By Loretta Humble, Around the Town
I’m looking out my front window at two bronze kids. One is a pitcher, with one foot in the air, ready to throw, the other with his bat swung way back, ready to hit. Right now a sparrow is perched on that bat. He seems to have a better sense of reality than my dogs, who barked like crazy at them for several hours.

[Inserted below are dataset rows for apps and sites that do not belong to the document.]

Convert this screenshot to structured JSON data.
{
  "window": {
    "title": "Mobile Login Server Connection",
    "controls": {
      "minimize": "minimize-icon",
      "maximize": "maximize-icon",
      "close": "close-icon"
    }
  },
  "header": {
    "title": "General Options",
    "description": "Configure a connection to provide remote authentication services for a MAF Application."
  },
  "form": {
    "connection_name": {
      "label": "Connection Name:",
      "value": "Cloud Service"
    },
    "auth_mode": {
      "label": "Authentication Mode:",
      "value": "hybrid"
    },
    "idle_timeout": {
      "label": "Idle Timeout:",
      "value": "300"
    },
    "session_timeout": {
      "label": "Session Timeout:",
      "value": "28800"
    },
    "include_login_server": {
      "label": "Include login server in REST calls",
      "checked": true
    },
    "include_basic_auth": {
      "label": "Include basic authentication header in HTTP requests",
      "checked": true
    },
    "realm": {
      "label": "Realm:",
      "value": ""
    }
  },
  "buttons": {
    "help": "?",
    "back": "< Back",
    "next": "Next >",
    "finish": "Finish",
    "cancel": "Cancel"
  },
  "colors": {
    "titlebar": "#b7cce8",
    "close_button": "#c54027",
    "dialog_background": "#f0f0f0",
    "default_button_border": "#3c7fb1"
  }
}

The beautifully life-like baseball players are a gift to our town from Mr. Jerome James, who tells me I should give all the credit to Mike Ferguson, who used to work as chaplain for Cedar Lake Hospice. I am certainly glad to praise Mike, who read my column about how much I would love to have bronze children playing in our budding pocket park downtown, and told Mr. James, who just happened to have some bronze children to spare. He had just sold his magnificent house on the lake where they had been playing, and was wondering what to do with them. Mr. James called me yesterday and told me to come get them, as well as a very nice picnic table. I offered to put a plaque in the park, in memory of someone of his choice. He said put Mike’s name on it.
Mr. James is officially giving them to the Malakoff Chamber of Commerce and/or the Garden Club, which ever works out best, but I got to bring them home with me to keep them safe until we can figure out exactly where to put them, and then get them bolted down so nobody walks off with them.

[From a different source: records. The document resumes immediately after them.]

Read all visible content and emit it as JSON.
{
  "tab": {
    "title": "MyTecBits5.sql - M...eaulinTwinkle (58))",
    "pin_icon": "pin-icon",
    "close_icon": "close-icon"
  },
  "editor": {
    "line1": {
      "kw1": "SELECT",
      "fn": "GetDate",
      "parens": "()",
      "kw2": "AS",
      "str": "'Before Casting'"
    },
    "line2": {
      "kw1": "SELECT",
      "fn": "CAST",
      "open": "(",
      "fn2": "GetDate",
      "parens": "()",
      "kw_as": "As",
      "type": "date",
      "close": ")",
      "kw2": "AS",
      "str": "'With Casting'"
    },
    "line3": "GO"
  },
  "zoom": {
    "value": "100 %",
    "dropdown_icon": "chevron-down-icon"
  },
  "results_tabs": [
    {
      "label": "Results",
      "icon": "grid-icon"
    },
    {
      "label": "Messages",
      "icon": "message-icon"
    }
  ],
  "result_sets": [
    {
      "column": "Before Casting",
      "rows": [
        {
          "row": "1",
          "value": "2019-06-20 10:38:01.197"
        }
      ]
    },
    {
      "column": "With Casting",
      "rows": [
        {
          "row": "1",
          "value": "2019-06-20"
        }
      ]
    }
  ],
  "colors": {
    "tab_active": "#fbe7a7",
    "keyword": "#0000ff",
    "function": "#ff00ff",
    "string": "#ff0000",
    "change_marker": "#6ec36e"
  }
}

It is a wonderful thing when people give something the whole community can enjoy. I like to brag on them every chance I get.
But there is somebody I’ve been neglecting. It is my own companies. Cedar Lake Nursing Home and Cedar Lake Home Health and Hospice do a whole lot for our community, and I’ve been downplaying it because it felt like I would be self-serving if I talked a lot about it. Oh, I mention it, but not like I would do if somebody else did it.
Take for instance, those two old boarded up building downtown, across from the former Favorite Things. Cedar Lake Nursing Home sent our maintenance department down to give them new facades. We supplied the labor, and almost all of the material.
Then I bought the trashed-up lot between those buildings, and volunteers got it cleaned up and started planning to make a pocket park out of it. Although I bought it, I am supported by Cedar Lake Home Health and Hospice, who pays me a salary to spend my full time running around trying to help stir up good things in this community, particularly by producing www.facebook.com/aroundthetown. Basically that Facebook page is a small version of what Michael and Jeff are doing with Henderson County Now: I put out an online publication with one sponsor: Cedar Lake Home Health and Hospice.
The Humble family’s Cedar Lake family has been taking excellent care of folks around here since 1967. I am extremely proud of our companies, both for the care they give, and what they do for this community. And I am very grateful they let me do what I do. I promise not to turn into a walking commercial, but I really should brag on them just a little more.
By the way, just to make it clear: Nothing that Michael or I do can ever take the place of your good old print-on-paper-hold-in-your-hands hometown Malakoff News. We’ve got to remember how valuable it is to our community. So please keep subscribing, and give subscriptions for gifts, and tell your friends to subscribe. We need to appreciate what we have and make sure we keep it.
Loretta Humble is the owner of Cedar Lake Nursing Home as well as their Home Health and Hospice. The former publisher of The Malakoff News, she has been covering the area for 20 years. Semi-retired for day-to-day running the companies, she is now a full-time spreader of (mostly) good news in her community through her Facebook page, www.facebook.com/aroundthetown. Since she is supported in this endeavor by her Cedar Lake companies, she jokes that she is the inspiration for the Michael’s and Jeff’s creation of Henderson County Now.